Despite a lack of any publicly available evidence that proves Russian involvement in hacks of Democrat party organizations, President-elect Donald Trump stated, “As far as hacking, I think it was Russia,” at his press conference Wednesday morning.
The claim by Trump follows incoming Chief of Staff Reince Priebus stating on Fox News that he thinks Trump “accepts the finding. He’s not denying entities in Russia are behind these particular hackings.”
A number of cybersecurity experts have stated in the past few weeks that we do not have enough evidence to confidently connect this summer’s hacks on the DNC and the DCCC to the Russian government, ever after the Obama administration expelled 35 Russians diplomats.
After the Joint Analysis Report (JAR) released at the end of last month, a company that develops a widely used plugin for securing websites reviewed the report and stated that the malware provided in the report is “freely available to anyone who wants it.” The report stated about the IP addresses provided that “nothing in the IP data [points] to Russia specifically.” Security expert Jeffrey Carr, while reviewing the report, stated that “If the White House had unclassified evidence that tied officials in the Russian government to the DNC attack, they would have presented it by now. The fact that they didn’t means either that the evidence doesn’t exist or that it is classified.”
Meanwhile, other sources–even the left-of-center Rolling Stone–have voiced heavy criticism of the Obama administration’s handling of the accusations against Russia. Both widely read technology blog Ars Technica, as well as Matt Taibbi from Rolling Stone, blasted the Obama intelligence agencies. As Matt Taibbi wrote in his article “Something About This Russia Story Stinks“:

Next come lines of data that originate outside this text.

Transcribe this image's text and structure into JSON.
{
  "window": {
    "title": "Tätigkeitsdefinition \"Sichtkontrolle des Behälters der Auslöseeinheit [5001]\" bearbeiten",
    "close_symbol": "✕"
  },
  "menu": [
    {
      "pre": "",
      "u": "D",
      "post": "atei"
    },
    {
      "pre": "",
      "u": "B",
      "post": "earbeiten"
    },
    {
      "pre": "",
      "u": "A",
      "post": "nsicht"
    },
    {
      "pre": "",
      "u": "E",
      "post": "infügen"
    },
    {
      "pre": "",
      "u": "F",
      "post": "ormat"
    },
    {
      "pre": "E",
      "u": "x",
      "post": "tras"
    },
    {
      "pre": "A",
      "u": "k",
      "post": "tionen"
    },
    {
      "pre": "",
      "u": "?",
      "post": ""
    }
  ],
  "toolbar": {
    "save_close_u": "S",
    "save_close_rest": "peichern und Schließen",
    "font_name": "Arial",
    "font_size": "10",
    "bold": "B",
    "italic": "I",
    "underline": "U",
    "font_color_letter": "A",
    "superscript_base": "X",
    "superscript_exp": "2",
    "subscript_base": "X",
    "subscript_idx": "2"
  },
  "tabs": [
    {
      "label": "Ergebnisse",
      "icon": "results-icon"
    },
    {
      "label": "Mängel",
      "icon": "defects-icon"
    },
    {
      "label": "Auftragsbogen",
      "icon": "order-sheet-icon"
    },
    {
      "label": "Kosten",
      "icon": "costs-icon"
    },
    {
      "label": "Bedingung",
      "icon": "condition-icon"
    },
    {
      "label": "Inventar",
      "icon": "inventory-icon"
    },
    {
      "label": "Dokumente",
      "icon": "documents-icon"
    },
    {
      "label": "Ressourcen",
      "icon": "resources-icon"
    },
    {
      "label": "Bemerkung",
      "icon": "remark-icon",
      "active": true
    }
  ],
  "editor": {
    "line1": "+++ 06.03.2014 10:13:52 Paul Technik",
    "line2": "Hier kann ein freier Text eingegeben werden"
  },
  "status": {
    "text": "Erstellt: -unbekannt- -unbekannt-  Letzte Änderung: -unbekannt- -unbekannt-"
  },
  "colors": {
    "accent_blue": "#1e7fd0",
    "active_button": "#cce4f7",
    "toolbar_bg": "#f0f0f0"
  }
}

If the American security agencies had smoking-gun evidence that the Russians had an organized campaign to derail the U.S. presidential election and deliver the White House to Trump, then expelling a few dozen diplomats after the election seems like an oddly weak and ill-timed response. Voices in both parties are saying this now.
Taibbi compared the baselessness of the accusations against Russia to those of the Bush administration’s historically false allegations about Iraq’s WMD possession: “Like the WMD story, there’s an element of salesmanship the government is using to push the hacking narrative that should make reporters nervous… Did the Russians do it? Very possibly, in which case it should be reported to the max. But the press right now is flying blind. Plowing ahead with credulous accounts is problematic because so many different feasible scenarios are in play.”
Previously, Trump has been skeptical of both the current claims about Russia, as well as claims of Weapons of Mass Destruction by intelligence agencies that led up to the Iraq War. Trump said during a February debate in South Carolina about the WMD claims:
They lied. They said there were weapons of mass destruction, there were none. And they knew there were none. There were no weapons of mass destruction.
Little is known about the contents of last week’s secret meeting between Trump, Obama, and four intelligence heads. It is unknown whether the meeting provided more information than the widely discredited report released by BuzzFeed yesterday.